**Problem statement**
For each line in the records that contains "this", make a copy.

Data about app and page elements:
——————————
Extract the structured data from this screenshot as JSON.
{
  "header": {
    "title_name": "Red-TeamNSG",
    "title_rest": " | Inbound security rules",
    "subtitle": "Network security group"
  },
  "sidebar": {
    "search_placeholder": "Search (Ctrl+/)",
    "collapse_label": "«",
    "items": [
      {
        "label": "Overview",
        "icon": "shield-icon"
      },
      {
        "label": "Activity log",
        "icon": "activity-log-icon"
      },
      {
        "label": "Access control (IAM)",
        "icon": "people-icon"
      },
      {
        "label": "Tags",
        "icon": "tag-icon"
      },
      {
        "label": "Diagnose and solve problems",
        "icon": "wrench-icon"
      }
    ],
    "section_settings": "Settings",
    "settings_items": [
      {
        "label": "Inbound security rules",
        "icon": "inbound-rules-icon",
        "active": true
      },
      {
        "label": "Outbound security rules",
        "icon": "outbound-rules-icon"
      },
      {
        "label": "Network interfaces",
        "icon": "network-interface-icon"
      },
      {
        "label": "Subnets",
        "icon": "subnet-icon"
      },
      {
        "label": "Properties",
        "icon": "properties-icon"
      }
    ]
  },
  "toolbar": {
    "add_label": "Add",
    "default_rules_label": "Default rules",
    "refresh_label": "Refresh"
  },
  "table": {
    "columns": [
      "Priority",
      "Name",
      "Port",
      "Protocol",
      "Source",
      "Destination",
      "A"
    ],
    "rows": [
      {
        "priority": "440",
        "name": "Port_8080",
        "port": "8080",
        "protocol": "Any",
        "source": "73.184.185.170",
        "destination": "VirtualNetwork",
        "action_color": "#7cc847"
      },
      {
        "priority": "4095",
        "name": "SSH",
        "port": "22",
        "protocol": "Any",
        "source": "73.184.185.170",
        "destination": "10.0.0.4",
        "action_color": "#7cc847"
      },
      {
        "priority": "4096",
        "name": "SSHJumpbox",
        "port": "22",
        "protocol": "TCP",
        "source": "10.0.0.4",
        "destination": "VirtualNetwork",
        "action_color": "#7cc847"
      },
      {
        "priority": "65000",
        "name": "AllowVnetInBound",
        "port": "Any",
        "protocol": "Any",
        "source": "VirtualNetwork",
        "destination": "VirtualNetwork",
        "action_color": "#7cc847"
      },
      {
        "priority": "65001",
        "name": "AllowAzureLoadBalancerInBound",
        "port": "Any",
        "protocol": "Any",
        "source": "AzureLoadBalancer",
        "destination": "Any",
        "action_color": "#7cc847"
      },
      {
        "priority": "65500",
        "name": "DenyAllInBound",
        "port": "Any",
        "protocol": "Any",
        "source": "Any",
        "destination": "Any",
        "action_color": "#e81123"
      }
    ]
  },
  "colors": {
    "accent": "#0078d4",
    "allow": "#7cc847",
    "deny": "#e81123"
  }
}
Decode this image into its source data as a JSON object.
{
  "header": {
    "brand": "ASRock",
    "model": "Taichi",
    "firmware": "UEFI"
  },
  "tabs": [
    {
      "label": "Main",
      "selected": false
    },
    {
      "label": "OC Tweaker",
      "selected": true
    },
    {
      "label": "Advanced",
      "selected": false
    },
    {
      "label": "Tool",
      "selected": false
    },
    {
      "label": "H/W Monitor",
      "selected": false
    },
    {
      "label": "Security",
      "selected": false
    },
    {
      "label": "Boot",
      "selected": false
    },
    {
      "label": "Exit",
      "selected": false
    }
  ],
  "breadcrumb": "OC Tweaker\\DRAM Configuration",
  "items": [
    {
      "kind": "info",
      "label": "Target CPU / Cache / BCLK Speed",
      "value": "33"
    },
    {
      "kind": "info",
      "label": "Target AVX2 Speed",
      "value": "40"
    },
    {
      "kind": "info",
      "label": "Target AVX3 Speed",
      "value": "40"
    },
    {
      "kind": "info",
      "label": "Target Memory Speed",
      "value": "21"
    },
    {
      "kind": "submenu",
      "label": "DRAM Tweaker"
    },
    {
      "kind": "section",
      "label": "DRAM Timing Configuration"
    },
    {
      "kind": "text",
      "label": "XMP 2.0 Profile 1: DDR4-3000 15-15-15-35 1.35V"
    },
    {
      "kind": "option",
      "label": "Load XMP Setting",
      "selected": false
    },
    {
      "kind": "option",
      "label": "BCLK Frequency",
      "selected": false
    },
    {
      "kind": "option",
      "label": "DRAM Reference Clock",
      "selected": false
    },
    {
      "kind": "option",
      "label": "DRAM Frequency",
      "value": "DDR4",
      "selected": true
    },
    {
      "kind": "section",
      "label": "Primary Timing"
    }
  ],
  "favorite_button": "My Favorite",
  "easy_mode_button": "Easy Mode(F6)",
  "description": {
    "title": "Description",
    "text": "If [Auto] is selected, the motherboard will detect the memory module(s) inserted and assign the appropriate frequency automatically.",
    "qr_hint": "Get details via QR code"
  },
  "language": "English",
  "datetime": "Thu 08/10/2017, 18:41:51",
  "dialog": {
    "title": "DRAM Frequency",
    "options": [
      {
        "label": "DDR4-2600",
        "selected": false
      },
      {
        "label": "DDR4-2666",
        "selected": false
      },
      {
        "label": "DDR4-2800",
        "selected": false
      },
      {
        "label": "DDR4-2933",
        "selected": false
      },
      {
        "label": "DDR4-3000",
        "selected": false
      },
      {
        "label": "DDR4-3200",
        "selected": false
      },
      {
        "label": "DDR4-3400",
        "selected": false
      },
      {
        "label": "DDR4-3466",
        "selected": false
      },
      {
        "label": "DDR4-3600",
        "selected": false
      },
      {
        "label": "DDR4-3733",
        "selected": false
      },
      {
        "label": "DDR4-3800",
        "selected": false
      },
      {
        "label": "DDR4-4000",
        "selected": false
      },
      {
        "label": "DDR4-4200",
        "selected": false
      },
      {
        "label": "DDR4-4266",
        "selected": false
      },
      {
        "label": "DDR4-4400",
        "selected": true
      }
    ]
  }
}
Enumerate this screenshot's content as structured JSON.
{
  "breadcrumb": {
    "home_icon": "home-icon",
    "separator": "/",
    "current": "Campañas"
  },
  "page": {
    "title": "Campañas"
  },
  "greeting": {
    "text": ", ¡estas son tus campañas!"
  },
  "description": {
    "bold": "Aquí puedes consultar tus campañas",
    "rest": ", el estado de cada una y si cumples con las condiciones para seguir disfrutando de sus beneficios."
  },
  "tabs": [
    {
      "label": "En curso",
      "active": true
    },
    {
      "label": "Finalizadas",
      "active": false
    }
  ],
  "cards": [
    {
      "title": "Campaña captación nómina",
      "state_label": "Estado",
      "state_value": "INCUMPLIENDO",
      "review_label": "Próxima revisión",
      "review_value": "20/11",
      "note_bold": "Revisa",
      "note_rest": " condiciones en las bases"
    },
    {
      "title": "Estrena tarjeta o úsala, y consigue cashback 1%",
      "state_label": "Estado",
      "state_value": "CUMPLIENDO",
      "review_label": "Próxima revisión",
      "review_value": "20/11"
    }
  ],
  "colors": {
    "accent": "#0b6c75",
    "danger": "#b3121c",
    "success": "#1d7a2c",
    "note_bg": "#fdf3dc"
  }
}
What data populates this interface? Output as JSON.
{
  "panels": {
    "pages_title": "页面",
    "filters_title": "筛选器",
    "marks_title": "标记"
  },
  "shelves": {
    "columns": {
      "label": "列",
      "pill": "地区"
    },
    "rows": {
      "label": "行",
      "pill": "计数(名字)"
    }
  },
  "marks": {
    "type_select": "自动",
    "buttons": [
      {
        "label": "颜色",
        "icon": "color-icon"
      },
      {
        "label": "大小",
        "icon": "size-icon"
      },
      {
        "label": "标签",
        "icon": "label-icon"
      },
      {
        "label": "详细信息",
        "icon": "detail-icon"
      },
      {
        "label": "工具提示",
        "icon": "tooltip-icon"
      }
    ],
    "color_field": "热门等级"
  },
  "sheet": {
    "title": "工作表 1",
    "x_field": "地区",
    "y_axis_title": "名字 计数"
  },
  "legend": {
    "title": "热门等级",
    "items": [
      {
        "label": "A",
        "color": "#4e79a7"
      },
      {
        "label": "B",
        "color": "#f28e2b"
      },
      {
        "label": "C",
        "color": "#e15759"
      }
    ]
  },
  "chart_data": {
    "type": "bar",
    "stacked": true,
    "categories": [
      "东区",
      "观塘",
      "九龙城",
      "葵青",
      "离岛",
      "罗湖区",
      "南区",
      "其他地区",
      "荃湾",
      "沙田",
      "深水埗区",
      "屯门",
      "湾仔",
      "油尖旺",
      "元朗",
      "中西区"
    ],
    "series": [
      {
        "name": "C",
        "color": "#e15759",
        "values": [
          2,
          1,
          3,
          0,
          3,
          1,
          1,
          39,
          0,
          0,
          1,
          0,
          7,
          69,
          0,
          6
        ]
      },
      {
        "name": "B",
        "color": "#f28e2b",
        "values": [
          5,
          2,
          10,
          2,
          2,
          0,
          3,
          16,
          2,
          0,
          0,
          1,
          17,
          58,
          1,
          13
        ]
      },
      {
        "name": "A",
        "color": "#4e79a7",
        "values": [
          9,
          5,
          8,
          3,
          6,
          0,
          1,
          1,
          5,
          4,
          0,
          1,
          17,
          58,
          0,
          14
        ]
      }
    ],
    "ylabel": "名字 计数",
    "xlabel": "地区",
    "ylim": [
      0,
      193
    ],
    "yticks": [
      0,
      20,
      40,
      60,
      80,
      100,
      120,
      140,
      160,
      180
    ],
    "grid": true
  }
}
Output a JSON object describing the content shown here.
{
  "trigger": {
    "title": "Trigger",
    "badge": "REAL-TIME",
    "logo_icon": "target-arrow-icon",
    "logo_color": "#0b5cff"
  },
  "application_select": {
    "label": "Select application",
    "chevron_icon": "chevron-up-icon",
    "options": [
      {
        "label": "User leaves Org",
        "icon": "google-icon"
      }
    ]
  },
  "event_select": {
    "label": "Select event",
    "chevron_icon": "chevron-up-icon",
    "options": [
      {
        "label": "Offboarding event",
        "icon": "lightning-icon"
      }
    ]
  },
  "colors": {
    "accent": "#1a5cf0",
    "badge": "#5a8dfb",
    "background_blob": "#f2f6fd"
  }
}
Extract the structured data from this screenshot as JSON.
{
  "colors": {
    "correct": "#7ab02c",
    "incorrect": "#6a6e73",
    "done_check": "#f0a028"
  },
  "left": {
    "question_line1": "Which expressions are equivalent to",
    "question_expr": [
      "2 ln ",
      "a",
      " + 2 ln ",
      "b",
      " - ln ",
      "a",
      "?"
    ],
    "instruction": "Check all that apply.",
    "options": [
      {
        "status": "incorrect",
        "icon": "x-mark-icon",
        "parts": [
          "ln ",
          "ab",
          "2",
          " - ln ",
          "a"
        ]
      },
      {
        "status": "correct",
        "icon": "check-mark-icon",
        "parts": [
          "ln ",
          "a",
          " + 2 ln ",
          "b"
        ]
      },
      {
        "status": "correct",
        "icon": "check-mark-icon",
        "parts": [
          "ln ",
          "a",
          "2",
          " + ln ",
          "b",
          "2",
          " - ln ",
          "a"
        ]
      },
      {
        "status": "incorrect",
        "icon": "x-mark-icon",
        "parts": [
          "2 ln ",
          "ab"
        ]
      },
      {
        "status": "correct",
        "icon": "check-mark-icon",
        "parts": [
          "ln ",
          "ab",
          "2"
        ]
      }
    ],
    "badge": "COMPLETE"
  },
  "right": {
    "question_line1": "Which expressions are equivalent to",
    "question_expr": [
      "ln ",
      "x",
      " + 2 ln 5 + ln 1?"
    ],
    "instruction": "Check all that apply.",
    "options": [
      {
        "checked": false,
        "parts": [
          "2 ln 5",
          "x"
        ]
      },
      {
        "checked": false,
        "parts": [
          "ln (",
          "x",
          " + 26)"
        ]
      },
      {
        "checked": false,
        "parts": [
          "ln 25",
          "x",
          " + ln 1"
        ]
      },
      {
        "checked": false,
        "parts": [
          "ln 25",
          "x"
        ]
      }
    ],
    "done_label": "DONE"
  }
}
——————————
**Answer box**
Extract the structured data from this screenshot as JSON.
Decode this image into its source data as a JSON object.
Enumerate this screenshot's content as structured JSON.
What data populates this interface? Output as JSON.
Extract the structured data from this screenshot as JSON.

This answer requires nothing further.